‘Increased storminess, and increased extreme weather events generally, are likely to stress trees further, especially veteran trees. We will have to think carefully about where we establish trees and what species we plant.’

The Killerton Estate in Devon has suffered some of the biggest losses, with more than 500 trees blown over by the storms, including 20 significant trees within the design landscape.

Many other specimen trees in gardens and parks have been blown over or badly damaged, particularly in South West England and in Wales. However many gardens outside the West have also suffered, such as Tatton Park, south of Manchester, Attingham Park near Shrewsbury, Nymans in Sussex and Scotney Castle in Kent.

Historically important trees have been lost

A few historically or regionally important trees have been lost, such as a rare black walnut at Hatfield Forest, which was the largest in Essex.

Sometimes ‘wind blow’ in woods presents a good opportunity for natural re-colonisation by pioneer species such as ash and sallows.

Alan Power, head gardener at Stourhead in Wiltshire, said: ‘Over the past three or four weeks we’ve lost 20 trees in the garden, with up to 400 across the wider estate.

‘We've lost one spectacular oak tree, which could well be between 200-250 years-old and planted by the man who created the landscape garden at Stourhead.

‘Storms like we’ve seen this winter are all part of the estate's history. If people can come along and they do see the trees on the ground they'll realise it's not just a one off, it happens throughout the history of the estate and it is part of working so closely with nature.’

Matthew Oates added: ‘As people venture out this spring, they will still be able to see these fantastic places, but a few old friends may be missing or lying down providing interesting wildlife habitats.

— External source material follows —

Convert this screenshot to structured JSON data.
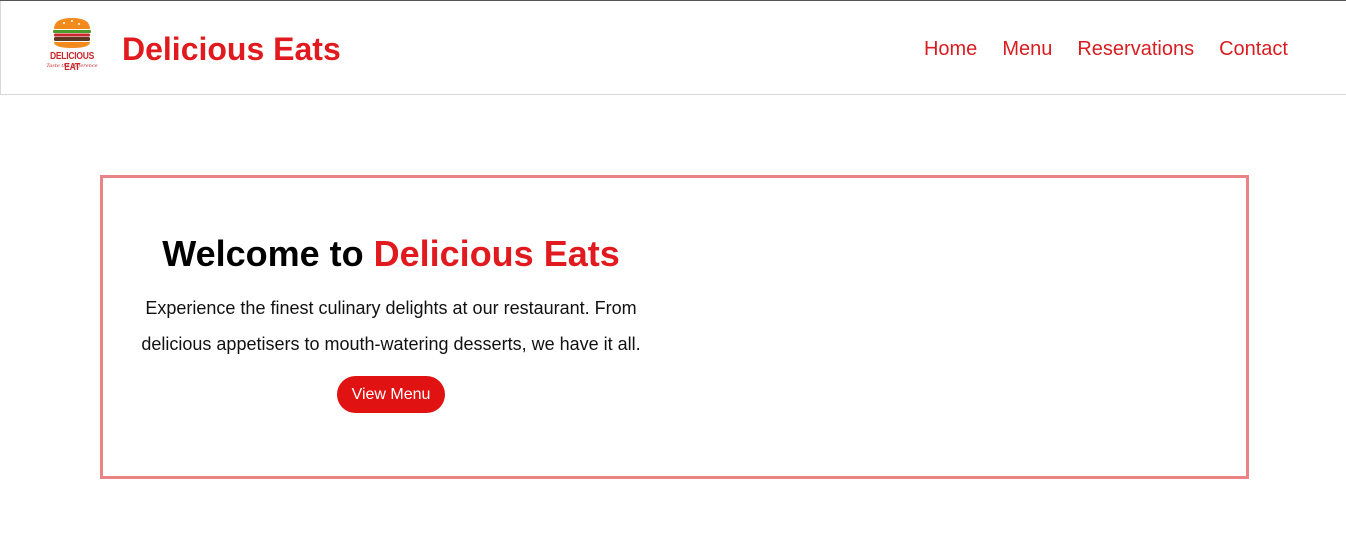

‘Our teams are working hard to keep access to our gardens and parkland open by clearing any fallen trees from footpaths.’